* Problem to solve *
Among the entries that follow, find every line with the word "Delete" and list it.

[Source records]

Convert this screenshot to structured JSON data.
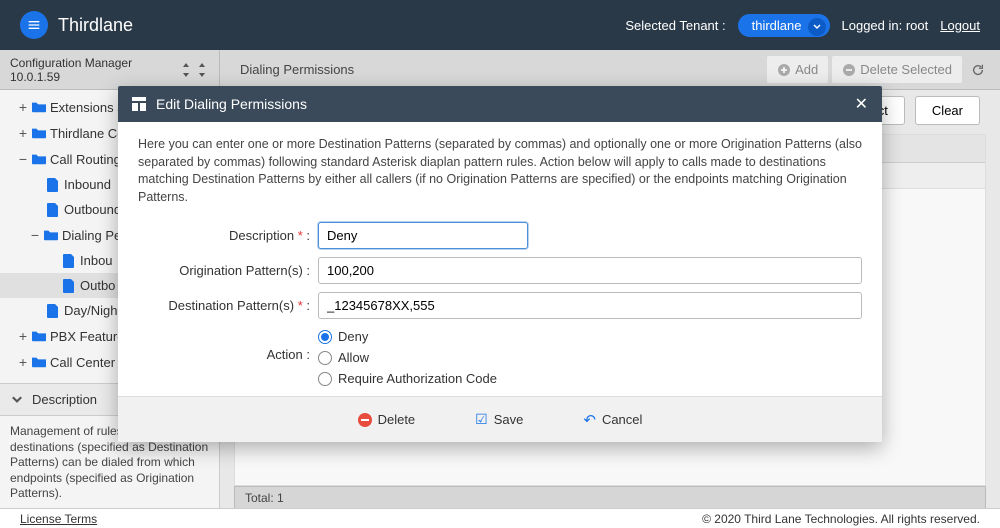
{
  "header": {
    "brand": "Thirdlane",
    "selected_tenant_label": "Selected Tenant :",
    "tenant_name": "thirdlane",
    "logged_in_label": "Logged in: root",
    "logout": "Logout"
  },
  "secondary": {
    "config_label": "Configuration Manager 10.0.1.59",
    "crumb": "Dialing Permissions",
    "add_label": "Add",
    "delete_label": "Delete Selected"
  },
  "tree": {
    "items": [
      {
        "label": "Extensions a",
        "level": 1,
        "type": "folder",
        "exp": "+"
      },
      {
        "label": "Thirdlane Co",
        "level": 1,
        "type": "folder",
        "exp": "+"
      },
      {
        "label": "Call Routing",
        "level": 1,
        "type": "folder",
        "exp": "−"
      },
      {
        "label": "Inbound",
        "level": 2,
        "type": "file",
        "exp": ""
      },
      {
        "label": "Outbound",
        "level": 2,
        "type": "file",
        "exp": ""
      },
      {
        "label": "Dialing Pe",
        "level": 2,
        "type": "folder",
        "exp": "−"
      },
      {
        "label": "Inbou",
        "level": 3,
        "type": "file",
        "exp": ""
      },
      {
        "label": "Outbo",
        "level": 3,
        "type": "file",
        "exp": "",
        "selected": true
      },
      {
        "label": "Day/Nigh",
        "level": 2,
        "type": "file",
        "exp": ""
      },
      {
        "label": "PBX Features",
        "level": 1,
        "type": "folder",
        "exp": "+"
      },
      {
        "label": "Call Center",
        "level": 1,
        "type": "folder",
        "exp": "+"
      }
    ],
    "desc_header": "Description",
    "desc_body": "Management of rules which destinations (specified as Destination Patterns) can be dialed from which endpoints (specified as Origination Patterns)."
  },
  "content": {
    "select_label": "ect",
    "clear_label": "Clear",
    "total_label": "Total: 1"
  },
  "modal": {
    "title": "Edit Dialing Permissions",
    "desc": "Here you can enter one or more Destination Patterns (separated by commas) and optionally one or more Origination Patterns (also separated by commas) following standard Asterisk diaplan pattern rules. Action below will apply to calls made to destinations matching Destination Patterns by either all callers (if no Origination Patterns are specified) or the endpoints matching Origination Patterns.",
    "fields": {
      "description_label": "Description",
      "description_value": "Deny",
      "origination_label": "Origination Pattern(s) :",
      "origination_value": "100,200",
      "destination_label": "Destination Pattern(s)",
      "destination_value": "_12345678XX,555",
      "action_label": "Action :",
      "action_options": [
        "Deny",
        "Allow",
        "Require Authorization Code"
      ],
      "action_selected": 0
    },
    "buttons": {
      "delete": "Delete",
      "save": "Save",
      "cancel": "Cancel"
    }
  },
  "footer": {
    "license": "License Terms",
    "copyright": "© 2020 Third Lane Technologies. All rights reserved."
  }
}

* Written reply *
    "delete_label": "Delete Selected"
      "delete": "Delete",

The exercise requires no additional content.